A third category of fruit-bearing relates to our conversation, namely our worship of the Lord and the frequency by which we render thanks to the Lord. Heb. 13:15 reminds us: “By Him therefore, let us offer the sacrifice of praise to God continually that is the fruit of our lips, giving thanks unto His Name”. We should thank the Lord continually for all He did for us in salvation and all He does for us in His present intercessory ministry on our behalf. The leper that was healed along with nine other lepers demonstrated this fruit when he came back and consciously thanked the Lord, who was surprised that the others did not do the same. We are exhorted in 1 Thess. 5:18: “In everything give thanks for this is the will of God concerning you.” Each one of us ought to continually give thanks to the Lord, no matter what the situation may be. As Psalm 107;2 states: “Let the redeemed of the Lord who He hath redeemed from the hand of the enemy”.

The fourth category of fruit-bearing in the NT deals with those we win to the Lord, our converts. In writing to the Romans, Paul expressed his desire to win others for Christ when he said: “that I might have some fruit among you also, as also among the other Gentiles” (Romans 1:13). He also referred to the house of Stephanas as the firstfruits of Achaia. Certainly, this is fruit that will always remain since no true believer will ever perish. What a worthy endeavor! If the great apostle Paul humbly requested prayer to open his mouth and speak boldly for the Lord (Eph. 6:19-20), how much more should we ask for help in speaking for Christ? Certainly, Paul longed for this fruit in his life and we should too.
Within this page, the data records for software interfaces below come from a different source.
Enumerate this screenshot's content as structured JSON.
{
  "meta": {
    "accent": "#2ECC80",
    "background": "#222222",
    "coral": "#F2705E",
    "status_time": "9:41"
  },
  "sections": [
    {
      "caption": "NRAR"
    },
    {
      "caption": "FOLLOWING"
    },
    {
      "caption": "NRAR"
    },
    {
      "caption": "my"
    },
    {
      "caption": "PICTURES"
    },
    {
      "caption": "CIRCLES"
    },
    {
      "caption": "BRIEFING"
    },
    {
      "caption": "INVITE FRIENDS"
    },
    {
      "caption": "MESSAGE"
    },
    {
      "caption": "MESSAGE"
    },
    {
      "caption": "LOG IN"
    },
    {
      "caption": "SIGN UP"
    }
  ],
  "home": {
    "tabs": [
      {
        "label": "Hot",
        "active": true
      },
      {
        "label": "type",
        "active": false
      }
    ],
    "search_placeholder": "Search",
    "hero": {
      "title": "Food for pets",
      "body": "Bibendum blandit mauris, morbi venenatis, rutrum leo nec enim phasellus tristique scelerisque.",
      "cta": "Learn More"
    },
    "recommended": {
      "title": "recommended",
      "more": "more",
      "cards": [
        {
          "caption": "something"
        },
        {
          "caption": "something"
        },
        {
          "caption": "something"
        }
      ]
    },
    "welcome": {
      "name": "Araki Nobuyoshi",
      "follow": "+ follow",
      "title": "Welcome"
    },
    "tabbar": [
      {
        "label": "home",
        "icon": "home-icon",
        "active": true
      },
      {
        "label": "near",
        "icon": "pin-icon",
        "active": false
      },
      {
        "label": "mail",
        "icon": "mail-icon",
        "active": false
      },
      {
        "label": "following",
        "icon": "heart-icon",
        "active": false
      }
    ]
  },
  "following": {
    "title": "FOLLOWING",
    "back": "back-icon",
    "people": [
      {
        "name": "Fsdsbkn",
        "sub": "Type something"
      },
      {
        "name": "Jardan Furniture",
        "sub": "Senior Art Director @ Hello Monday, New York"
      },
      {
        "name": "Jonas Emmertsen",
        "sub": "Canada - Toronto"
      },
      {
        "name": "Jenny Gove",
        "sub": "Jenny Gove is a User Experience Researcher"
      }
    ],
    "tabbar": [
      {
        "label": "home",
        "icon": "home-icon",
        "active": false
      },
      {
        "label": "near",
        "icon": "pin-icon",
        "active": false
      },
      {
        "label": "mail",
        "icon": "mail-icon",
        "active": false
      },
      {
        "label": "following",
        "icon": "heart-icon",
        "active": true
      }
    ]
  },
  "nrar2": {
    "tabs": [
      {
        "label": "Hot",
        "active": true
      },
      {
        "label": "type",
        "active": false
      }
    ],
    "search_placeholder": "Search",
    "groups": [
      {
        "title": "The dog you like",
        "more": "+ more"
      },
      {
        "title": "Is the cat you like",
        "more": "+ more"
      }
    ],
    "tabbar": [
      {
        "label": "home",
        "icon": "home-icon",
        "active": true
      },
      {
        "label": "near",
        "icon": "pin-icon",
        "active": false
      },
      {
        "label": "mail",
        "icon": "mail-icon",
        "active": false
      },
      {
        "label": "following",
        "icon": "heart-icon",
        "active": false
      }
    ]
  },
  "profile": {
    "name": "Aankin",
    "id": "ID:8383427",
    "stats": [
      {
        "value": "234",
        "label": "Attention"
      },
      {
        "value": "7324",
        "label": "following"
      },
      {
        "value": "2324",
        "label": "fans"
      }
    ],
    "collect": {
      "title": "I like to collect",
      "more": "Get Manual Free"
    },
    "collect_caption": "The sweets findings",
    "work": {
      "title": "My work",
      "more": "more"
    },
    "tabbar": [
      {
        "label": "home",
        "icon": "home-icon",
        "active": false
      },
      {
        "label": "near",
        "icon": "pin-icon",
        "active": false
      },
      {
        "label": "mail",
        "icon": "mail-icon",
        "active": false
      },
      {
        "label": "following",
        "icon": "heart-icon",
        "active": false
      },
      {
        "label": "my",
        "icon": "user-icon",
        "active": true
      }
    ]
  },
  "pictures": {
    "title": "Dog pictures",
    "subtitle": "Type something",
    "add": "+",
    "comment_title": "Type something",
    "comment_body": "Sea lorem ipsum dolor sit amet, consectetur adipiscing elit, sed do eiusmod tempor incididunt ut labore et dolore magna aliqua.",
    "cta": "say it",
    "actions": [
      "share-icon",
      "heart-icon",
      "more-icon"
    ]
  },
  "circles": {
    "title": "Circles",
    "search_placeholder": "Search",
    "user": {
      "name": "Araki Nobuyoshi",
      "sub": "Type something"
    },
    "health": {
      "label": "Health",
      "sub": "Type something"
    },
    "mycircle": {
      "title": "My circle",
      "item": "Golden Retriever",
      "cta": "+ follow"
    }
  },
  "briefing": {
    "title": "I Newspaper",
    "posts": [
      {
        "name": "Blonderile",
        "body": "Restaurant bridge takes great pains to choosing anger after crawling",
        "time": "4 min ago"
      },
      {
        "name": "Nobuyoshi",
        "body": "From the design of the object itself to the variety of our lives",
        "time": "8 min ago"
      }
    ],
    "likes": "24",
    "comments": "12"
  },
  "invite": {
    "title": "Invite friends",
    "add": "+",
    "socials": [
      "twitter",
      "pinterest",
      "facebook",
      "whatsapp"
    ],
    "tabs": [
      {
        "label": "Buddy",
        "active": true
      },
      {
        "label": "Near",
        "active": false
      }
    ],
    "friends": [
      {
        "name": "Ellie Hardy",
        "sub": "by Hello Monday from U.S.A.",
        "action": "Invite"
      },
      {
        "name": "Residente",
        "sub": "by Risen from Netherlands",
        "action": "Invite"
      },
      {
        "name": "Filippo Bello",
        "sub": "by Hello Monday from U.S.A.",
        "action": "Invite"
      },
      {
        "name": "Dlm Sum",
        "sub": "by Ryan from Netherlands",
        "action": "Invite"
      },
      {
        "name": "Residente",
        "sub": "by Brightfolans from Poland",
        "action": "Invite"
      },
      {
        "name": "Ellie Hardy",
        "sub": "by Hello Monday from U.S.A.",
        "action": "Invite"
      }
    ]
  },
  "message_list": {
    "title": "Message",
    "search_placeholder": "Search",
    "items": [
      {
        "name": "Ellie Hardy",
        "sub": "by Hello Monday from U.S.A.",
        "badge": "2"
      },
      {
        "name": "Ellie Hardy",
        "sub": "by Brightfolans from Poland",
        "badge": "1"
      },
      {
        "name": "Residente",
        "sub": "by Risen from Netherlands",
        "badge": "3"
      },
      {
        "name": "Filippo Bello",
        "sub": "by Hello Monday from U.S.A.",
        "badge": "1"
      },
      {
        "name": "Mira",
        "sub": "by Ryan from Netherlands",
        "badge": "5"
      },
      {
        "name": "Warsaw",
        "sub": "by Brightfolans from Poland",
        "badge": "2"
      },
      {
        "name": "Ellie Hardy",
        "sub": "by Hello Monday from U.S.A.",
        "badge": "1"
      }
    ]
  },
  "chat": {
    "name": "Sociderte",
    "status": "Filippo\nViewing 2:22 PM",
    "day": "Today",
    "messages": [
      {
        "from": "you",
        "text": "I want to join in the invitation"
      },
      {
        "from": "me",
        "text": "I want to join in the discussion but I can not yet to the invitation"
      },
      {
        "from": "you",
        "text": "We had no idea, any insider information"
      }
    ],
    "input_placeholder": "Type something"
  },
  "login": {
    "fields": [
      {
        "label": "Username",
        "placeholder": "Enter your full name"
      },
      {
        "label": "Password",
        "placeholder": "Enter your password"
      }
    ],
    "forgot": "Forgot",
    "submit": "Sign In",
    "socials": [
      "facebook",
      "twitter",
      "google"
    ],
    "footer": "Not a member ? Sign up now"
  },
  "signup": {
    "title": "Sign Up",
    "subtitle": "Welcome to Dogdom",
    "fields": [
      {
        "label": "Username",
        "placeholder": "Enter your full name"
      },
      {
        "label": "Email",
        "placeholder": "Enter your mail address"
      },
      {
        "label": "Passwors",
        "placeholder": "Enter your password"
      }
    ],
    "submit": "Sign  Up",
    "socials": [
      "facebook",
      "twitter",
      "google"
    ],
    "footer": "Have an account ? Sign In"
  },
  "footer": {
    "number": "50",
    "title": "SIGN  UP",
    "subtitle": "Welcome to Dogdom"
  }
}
To have these four aspects of fruit-bearing displayed in our lives is challenging enough—it requires that we honestly and objectively be before the Lord in prayer, and not just give Him lip service, but that we understand our responsibility and act on those duties with His help. But what truly makes the concept of fruit-bearing even more challenging is its progressive aspect alluded to by the Lord in the Upper Room Discourse. In John 15, the Lord explained that our fruit should advance from the level of no fruit, some fruit and more fruit (v. 2), to much fruit (v. 5, 8) and much glory to our Father in Heaven. Through extrapolation, this means that our fruit for God which was non-existent at one time in our lives before Christ, should always be on the increase. In other words, our joy, our patience, our love for others, our actions, our thanksgiving, our worship, those we win for Christ – these aspects of fruit-bearing should always be growing as we journey toward Heaven. But is it? Has our commitment to this fruit remained or has it become stagnant and static? Is it increasing or is it waning? Is it at the level that it once was when our lives were characterized by first love, or has it slipped back through sin or spiritual neglect? These are challenging questions indeed for every child of God who thinks through the issue of bearing fruit for God. Paul stated his desire to the Philippians to upwardly progress in his walk with the Lord when he said: “I press toward the mark of the prize of the high calling of God in Christ Jesus”. (Phil. 3:14) May that be our desire also as we think through our responsibility to increase in our responsibility of bearing fruit for God.